Fungi in all major divisions form haustoria. Haustoria take several forms. Generally, on penetration, the fungus increases the surface area in contact with host plasma membrane releasing enzymes that break down the cell walls, enabling greater potential movement of organic carbon from host to fungus. Thus, an insect hosting a parasitic fungus such as Cordyceps may look as though it is being "eaten from the inside out" as the haustoria expand inside of it.
The simplest forms of haustoria are small spheres. The largest are complex formations adding significant mass to a cell, expanding between the cell wall and cell membrane. In the Chytridiomycota, the entire fungus may become enclosed in the cell, and it is arguable whether this should be considered analogous to a haustorium.
Haustoria arise from intercellular hyphae, appressoria, or external hyphae. The hypha narrows as it passes through the[clarification needed] of cell and then expands on invaginating the cell. A thickened, electron-dense collar of material is deposited around the hypha at the point of invagination. Further, the host cell wall becomes highly modified in the invaginated zone. Inclusions normally present in plasma membrane are absent, and the outer layer contains more polysaccharide. The wall of both partners is severely reduced.
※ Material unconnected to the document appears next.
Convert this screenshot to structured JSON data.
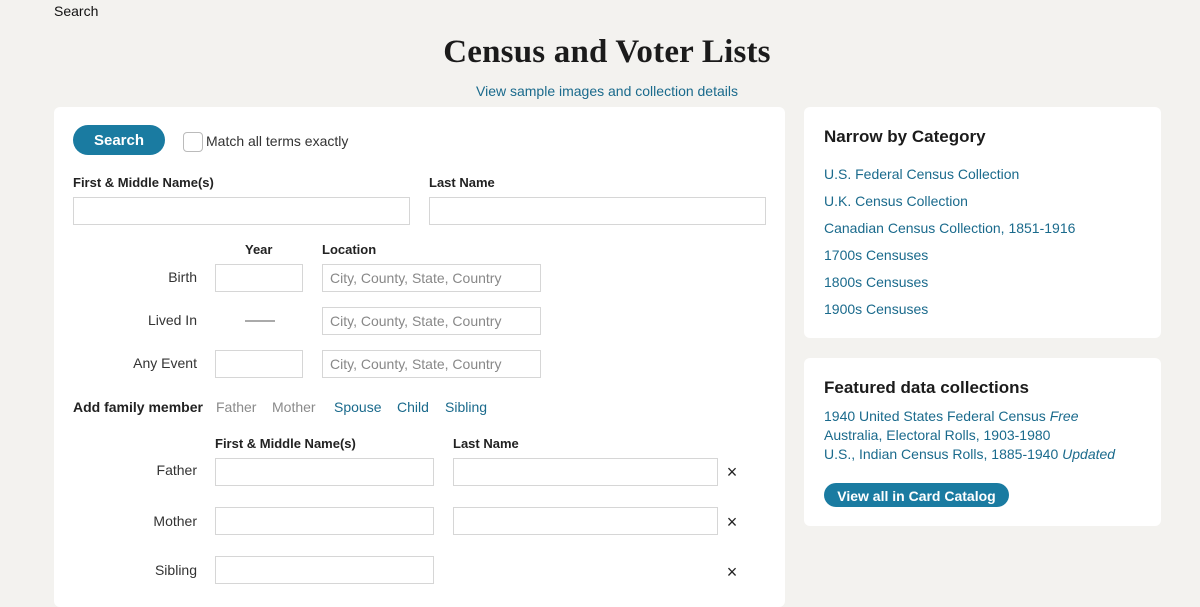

Functional exchange takes place within the haustorial complex. The host supplies organic carbon to the fungus, and the metabolic activity within the complex is considerably greater than outside. Carbon from the host is absorbed by the fungus, and transported to the rest of the thallus. The host plant appears to be functioning according to signals from the fungus and the complex appears to be under the control of the invader.
The haustorium may be mycelium or root-shaped.
Mistletoes (including Loranthaceae and Viscaceae) attach to their hosts via a haustorium. This structure both anchors the mistletoe, and taps into the host plant. Mistletoes use passive mechanisms to draw water from their hosts. They keep their leaf stomata open night and day which sets up a moisture gradient between mistletoe and host.
- Lersten 2004.
- Szabo, Les (July 3, 2001). "Hidden robbers: The role of fungal haustoria in parasitism of plants". PNAS. 98 (14): 7654–7655. doi:10.1073/pnas.151262398. PMC . PMID 11438718. Retrieved 19 April 2015.
- Mycology - Structure and Function - Haustoria
- Watson, D. M. (2011) Mistletoes of Southern Australia, CSIRO Publishing, Collingwood, VIC
- P.M. Kirk; P.F. Cannon; D.W. Minter; J.A. Stalpers (30 November 2008). Dictionary of the Fungi. CABI. p. 306. ISBN 978-0-85199-826-8. Retrieved 25 October 2012.
- Lersten, Nels R. (2004). Flowering plant embryology with emphasis on economic species. Ames, Iowa: Blackwell Pub. ISBN 9780470752678.
- ANBG: What is mistletoe Accessed 22 January 2018.
- ANBG: Haustoria Accessed 22 January 2018.
|This plant disease article is a stub. You can help Wikipedia by expanding it.|